Paul lays out his credentials and says, basically, that if anyone was ever going to either be righteous by birth (vv.4-5a), or by hard work and dedication (vv.5b-6) then it was him. Can you honestly say you have more confidence in the flesh than Paul did? No, I didn’t think so.
All of this, though, Paul [came] to regard as liabilities because of Christ (v.7). Paul knows that rituals and religion can never replace relationship (v.8), and uses particularly strong language when he says that he counted all this as rubbish (excrement, dung) that [he] may gain Christ…(v.9).
All of this to say, Paul came to a point in his life where he knew that religion is just not as good as relationship, and that he truly wanted the righteousness that comes by way of Christ’s faithfulness…that is in fact based on Christ’s faithfulness…(v.9b).
Paul had realised this, have you?
Are you content with knowing of Jesus,
knowing who Jesus was reported to be,
knowing what Jesus is reported to have said and done, or do you want more than that?
Are you content with a religious understanding of Jesus,
or are you pursuing a relationship with Him?
Paul writes that everything in vv.2-6 is just not as good as everything in vv.7-11. Very simply, it comes down to religion (I had…I have…I was…I do…) versus relationship (His sake…in Him…faith in Christ…on faith…His resurrection…His death…).
Think on this…
This Lent season, we can approach the coming weeks
from a religious perspective or from a relational perspective.
The former, as Paul wrote, will lead us towards doing much to try and earn what has already been freely given in the context of a relationship. Giving up something temporarily cannot earn you what has already been given.

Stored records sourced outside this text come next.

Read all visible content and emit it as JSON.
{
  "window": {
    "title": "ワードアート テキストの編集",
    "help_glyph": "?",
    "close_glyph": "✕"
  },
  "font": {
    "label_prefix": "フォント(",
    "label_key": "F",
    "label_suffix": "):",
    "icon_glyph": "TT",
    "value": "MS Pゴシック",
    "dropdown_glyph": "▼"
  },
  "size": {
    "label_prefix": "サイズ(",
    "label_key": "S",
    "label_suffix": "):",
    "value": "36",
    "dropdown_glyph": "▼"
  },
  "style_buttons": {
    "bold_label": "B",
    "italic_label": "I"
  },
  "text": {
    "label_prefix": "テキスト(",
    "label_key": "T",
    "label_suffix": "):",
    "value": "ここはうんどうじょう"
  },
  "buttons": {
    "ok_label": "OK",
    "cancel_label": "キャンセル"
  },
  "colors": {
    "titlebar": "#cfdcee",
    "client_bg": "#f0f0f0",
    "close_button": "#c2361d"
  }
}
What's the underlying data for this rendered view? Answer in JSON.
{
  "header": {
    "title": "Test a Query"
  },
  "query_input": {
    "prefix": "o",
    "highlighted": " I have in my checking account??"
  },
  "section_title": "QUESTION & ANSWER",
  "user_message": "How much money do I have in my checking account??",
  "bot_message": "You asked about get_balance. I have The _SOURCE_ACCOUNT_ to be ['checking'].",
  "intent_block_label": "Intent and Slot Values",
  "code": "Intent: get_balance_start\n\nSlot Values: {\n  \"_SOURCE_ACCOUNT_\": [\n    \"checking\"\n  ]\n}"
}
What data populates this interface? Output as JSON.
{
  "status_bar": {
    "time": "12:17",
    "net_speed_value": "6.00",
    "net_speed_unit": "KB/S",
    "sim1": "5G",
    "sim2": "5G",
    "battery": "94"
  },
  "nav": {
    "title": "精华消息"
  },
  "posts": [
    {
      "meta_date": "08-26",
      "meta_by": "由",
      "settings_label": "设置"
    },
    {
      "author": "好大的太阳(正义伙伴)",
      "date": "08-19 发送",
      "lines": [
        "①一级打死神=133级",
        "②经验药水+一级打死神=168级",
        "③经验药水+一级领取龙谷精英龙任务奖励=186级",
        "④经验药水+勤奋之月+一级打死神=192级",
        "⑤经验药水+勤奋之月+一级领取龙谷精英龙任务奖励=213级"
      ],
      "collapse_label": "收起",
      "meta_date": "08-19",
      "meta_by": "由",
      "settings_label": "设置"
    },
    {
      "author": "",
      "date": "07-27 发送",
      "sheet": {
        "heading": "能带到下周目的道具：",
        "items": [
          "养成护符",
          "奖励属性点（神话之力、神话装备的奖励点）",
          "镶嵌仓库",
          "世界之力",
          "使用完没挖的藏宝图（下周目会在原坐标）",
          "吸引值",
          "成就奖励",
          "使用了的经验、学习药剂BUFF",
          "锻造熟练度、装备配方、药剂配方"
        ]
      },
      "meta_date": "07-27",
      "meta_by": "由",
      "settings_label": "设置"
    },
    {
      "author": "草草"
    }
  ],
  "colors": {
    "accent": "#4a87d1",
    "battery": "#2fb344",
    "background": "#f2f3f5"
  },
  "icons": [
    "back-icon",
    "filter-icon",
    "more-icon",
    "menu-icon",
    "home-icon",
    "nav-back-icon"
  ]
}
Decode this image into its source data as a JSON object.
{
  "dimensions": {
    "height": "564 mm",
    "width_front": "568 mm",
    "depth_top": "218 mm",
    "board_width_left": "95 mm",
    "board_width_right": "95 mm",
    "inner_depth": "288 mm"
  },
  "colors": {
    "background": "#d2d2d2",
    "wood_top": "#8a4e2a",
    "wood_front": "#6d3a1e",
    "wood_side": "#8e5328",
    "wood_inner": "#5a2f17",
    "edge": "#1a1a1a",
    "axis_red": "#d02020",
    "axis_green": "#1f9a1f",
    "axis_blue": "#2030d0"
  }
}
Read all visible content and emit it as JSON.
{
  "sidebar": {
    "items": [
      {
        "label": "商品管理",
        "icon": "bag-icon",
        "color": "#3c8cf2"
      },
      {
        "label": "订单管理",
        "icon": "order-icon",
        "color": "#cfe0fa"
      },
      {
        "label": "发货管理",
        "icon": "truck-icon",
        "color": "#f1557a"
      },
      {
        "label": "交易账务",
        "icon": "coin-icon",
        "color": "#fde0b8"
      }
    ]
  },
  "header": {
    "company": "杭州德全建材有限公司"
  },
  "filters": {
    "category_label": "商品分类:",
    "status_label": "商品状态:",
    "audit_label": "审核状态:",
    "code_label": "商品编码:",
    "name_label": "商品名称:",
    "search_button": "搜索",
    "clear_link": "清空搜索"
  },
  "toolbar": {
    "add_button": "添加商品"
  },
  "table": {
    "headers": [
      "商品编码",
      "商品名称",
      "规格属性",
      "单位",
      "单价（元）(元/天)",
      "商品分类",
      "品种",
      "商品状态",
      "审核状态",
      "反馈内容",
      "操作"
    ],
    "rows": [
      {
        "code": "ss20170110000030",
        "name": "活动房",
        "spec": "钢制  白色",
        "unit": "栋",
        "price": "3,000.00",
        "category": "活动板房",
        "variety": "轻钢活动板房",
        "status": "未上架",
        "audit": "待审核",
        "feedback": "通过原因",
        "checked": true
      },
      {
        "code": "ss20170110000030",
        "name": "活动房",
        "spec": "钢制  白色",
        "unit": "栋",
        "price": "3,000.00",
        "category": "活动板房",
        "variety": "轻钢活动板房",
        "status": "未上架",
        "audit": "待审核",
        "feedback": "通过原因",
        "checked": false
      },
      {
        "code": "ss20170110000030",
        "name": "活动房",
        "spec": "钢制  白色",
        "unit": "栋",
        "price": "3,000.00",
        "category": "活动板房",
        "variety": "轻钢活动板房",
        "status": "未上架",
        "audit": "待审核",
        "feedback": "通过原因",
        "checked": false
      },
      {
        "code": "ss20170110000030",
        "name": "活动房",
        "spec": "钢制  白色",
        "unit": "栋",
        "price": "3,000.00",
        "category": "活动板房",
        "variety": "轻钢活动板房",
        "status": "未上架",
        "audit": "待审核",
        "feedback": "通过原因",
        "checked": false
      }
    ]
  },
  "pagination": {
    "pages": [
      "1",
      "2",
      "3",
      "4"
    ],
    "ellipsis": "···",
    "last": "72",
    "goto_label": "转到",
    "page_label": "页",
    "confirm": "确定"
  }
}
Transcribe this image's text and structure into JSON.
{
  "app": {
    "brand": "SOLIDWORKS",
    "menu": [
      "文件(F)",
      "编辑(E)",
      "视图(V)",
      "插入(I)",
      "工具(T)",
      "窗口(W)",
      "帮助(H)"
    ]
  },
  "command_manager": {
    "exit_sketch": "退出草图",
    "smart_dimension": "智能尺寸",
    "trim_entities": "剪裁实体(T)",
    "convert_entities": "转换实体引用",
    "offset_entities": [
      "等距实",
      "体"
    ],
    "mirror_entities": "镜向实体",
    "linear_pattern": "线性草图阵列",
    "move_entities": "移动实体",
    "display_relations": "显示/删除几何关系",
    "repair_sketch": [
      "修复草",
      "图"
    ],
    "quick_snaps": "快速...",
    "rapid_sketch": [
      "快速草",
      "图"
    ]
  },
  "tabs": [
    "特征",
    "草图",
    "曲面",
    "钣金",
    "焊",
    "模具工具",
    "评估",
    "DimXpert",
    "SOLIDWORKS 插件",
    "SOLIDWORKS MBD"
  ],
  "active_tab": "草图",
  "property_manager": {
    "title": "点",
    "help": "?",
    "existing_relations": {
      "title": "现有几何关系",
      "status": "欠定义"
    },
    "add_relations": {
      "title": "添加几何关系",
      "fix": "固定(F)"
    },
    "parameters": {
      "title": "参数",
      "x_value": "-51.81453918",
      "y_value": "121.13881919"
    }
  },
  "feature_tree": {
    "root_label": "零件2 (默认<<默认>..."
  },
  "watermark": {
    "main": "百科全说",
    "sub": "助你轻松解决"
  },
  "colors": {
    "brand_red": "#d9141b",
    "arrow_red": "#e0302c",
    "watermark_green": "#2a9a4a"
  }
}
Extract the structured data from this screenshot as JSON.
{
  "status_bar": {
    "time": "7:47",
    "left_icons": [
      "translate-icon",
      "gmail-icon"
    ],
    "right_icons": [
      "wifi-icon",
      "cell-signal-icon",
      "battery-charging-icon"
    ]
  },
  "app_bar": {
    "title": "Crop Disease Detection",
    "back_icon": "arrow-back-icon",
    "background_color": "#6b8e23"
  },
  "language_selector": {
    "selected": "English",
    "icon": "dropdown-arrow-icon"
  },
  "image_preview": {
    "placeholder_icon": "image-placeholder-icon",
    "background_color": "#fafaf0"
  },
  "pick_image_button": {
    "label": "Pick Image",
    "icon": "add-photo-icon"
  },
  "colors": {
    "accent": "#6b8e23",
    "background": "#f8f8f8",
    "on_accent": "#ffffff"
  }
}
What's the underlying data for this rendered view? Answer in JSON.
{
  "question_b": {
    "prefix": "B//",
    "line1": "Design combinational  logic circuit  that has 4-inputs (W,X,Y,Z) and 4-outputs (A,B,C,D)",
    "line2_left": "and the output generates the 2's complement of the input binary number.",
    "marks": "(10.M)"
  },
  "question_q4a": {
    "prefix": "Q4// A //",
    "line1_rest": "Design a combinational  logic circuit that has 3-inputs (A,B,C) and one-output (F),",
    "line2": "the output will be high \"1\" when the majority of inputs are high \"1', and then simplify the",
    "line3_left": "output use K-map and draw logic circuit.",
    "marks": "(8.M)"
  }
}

The latter, approaching Lent as a time to strengthen relationships through choosing to focus on what is already yours, will do just that (James 4.8a).